*** Records provided ***

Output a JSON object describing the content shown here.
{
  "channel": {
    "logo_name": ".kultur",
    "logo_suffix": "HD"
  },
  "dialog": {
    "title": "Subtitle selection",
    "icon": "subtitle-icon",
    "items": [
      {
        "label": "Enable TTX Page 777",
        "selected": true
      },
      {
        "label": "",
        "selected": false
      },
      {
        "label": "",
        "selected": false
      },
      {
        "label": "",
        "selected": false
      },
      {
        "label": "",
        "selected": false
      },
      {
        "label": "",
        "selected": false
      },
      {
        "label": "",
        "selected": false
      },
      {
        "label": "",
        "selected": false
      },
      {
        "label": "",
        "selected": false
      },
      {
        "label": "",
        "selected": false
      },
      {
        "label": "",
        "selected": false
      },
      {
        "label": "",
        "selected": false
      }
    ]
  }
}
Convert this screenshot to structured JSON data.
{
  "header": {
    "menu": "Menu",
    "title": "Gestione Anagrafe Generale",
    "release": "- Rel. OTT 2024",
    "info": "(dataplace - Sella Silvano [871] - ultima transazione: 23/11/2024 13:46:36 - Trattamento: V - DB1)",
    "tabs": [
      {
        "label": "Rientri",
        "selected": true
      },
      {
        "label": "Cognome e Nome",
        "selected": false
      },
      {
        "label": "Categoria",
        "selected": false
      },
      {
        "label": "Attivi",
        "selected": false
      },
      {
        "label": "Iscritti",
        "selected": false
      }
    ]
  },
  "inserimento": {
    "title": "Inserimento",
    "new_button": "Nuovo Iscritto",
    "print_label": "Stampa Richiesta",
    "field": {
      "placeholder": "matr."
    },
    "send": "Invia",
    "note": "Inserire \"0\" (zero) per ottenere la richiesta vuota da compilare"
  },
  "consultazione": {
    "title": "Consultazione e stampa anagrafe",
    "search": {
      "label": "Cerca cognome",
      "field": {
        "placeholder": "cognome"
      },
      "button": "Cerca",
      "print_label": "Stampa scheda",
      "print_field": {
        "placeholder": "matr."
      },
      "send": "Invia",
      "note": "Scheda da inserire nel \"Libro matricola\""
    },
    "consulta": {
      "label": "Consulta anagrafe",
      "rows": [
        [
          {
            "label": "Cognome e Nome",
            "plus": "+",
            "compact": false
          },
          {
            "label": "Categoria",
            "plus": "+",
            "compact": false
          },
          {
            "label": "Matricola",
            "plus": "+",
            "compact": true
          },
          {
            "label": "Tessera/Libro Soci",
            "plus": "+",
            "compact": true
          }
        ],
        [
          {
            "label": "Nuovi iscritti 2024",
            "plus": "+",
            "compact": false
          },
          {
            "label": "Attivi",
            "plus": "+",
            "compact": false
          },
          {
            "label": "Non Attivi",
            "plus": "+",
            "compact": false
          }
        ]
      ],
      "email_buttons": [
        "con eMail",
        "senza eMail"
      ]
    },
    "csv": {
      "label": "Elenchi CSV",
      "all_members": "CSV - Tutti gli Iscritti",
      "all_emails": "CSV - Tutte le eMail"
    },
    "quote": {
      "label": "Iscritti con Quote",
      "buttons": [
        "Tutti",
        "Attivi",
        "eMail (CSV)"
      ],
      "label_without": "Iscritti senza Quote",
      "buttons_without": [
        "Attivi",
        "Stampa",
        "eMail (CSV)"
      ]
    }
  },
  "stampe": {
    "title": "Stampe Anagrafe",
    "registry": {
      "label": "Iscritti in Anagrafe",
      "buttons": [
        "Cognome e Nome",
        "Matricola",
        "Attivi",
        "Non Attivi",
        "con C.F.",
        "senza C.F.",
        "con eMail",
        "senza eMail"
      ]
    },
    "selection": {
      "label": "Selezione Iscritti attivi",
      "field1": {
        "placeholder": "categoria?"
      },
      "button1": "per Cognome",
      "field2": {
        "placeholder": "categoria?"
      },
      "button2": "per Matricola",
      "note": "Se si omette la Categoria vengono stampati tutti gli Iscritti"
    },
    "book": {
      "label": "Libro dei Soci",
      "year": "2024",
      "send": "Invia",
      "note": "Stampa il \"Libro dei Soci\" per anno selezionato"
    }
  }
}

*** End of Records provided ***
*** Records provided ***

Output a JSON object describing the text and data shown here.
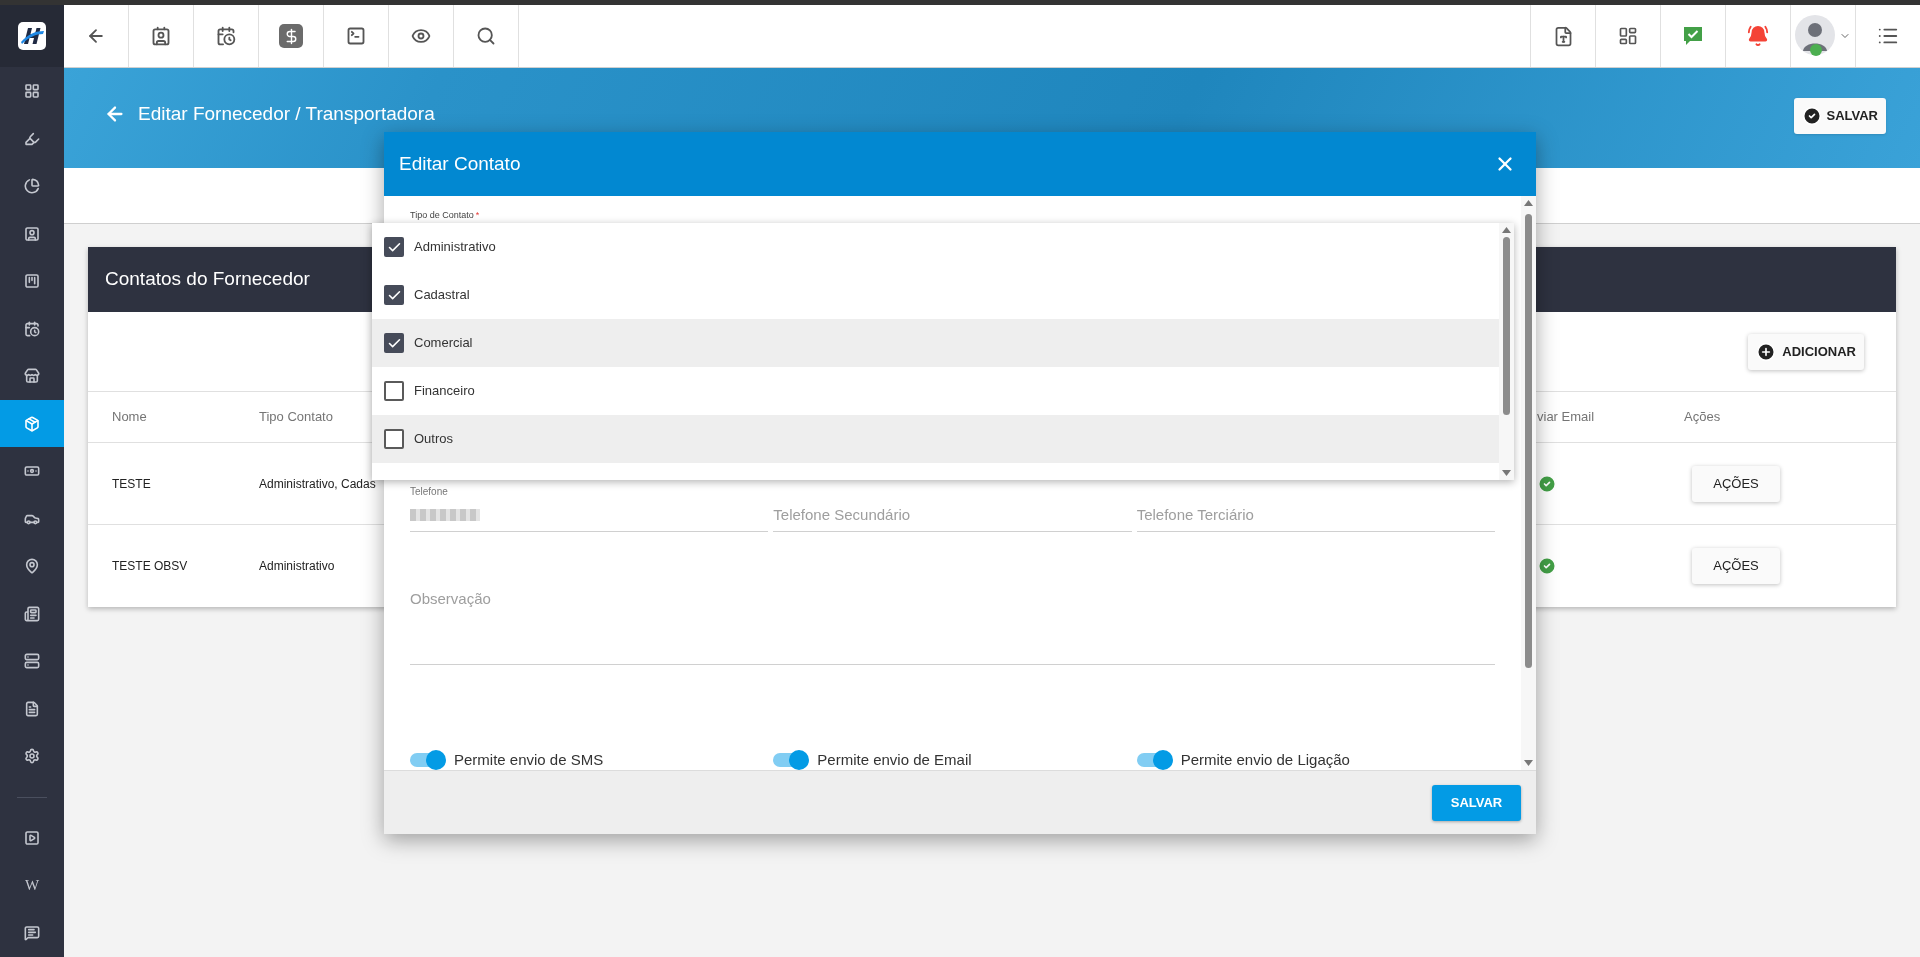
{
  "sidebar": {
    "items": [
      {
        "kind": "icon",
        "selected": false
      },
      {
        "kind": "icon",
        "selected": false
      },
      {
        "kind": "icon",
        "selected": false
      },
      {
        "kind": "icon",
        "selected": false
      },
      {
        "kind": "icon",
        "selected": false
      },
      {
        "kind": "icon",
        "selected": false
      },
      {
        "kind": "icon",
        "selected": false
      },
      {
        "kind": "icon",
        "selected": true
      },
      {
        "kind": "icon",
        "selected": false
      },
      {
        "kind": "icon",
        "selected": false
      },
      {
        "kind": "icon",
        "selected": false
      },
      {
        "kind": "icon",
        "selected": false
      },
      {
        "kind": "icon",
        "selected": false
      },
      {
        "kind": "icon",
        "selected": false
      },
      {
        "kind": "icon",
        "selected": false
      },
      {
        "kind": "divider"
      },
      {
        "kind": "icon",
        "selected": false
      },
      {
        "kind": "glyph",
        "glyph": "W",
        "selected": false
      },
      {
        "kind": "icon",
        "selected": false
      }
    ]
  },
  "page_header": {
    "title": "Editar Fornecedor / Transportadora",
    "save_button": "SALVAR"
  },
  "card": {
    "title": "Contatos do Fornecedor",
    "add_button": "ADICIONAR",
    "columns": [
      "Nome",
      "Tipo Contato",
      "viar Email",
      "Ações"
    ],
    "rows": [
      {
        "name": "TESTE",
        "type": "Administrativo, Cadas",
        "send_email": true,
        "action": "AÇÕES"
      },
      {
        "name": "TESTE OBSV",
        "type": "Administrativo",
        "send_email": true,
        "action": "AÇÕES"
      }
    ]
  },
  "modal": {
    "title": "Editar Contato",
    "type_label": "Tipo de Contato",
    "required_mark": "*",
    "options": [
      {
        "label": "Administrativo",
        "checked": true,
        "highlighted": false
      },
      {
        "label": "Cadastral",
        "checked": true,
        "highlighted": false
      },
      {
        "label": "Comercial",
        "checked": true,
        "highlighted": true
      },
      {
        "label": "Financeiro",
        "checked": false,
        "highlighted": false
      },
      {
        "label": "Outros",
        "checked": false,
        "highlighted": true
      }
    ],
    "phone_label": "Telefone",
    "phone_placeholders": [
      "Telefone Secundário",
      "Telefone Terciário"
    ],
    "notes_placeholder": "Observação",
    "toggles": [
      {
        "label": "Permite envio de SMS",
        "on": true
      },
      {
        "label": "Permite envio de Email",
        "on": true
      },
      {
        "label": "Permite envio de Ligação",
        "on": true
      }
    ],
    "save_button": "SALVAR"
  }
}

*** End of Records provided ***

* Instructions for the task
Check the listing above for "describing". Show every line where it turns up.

* Finished exercise
Output a JSON object describing the content shown here.
Output a JSON object describing the text and data shown here.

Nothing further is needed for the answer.